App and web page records
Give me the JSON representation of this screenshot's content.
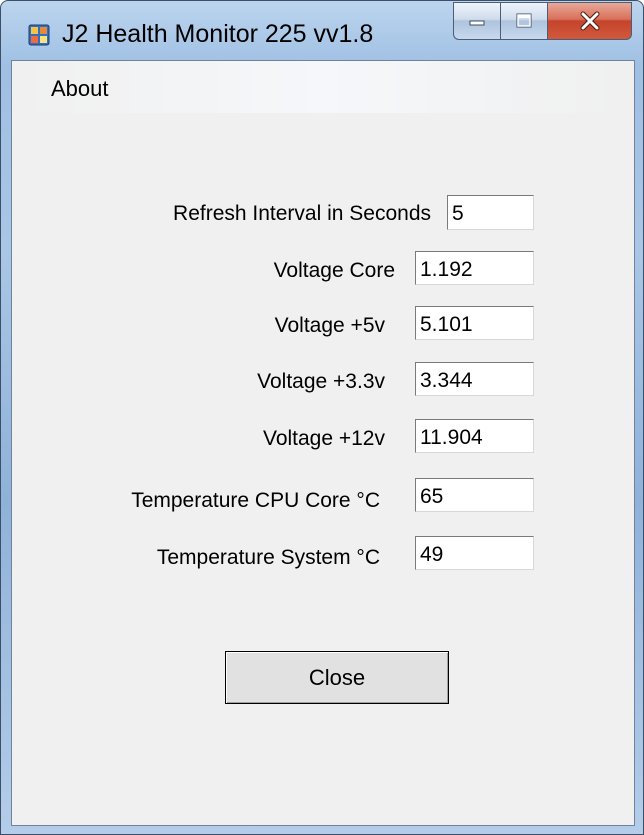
{
  "window": {
    "title": "J2 Health Monitor 225 vv1.8",
    "icon": "application-window-icon"
  },
  "caption_buttons": {
    "minimize": "minimize-icon",
    "maximize": "maximize-icon",
    "close": "close-x-icon"
  },
  "menu": {
    "items": [
      "About"
    ]
  },
  "form": {
    "refresh_interval": {
      "label": "Refresh Interval in Seconds",
      "value": "5"
    },
    "voltage_core": {
      "label": "Voltage Core",
      "value": "1.192"
    },
    "voltage_5v": {
      "label": "Voltage +5v",
      "value": "5.101"
    },
    "voltage_3_3v": {
      "label": "Voltage +3.3v",
      "value": "3.344"
    },
    "voltage_12v": {
      "label": "Voltage +12v",
      "value": "11.904"
    },
    "temp_cpu": {
      "label": "Temperature CPU Core  °C",
      "value": "65"
    },
    "temp_system": {
      "label": "Temperature System  °C",
      "value": "49"
    }
  },
  "buttons": {
    "close_label": "Close"
  }
}
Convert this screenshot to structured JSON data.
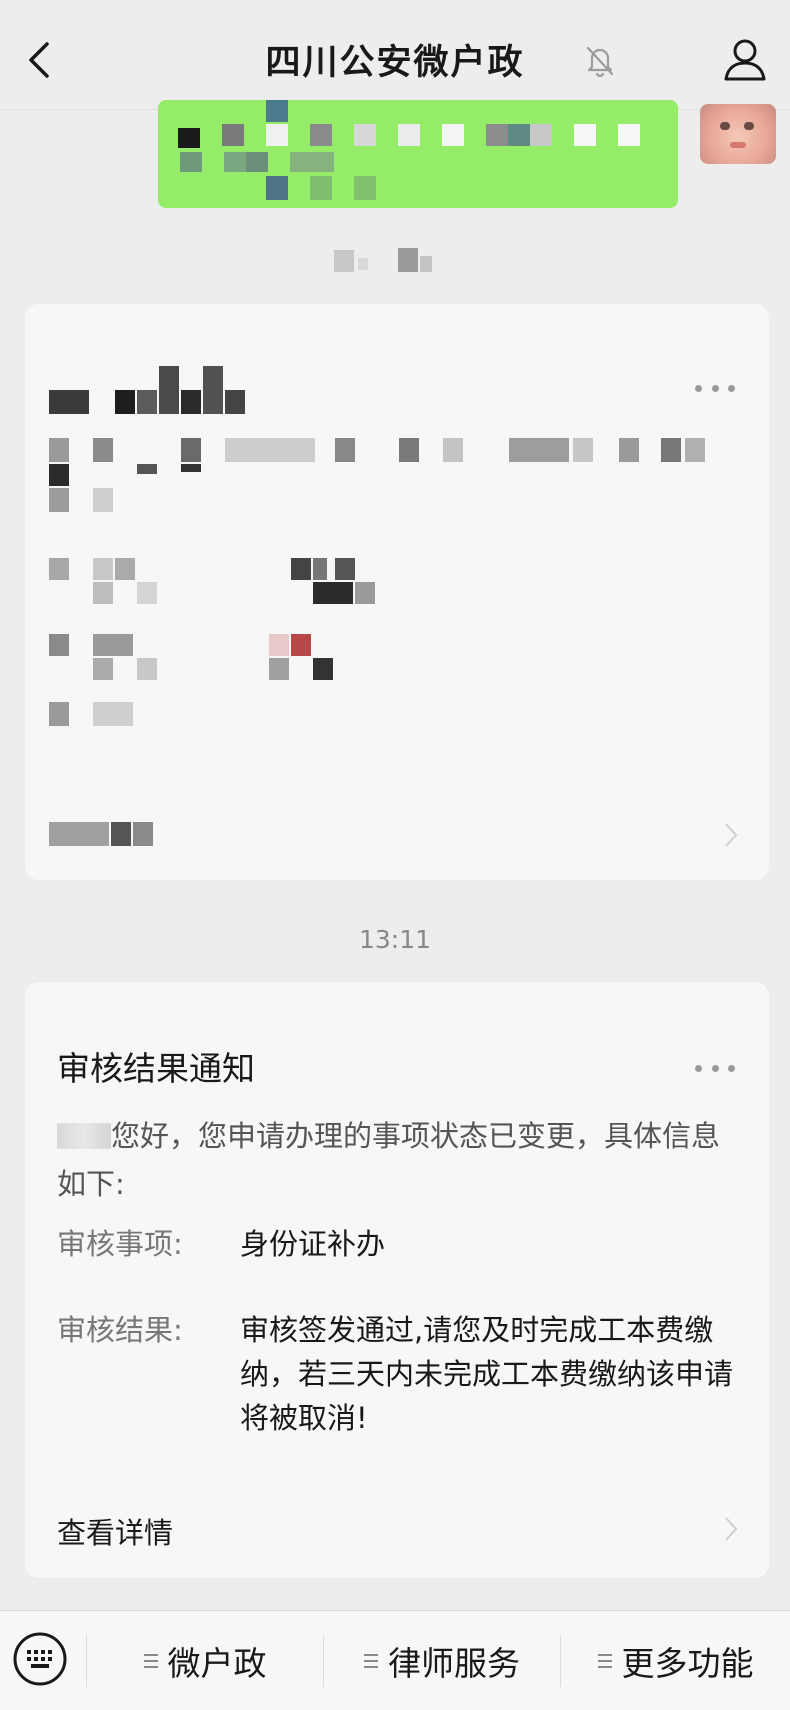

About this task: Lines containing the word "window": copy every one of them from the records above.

Answer section:
  "window": {
    "icon": "application-window-icon"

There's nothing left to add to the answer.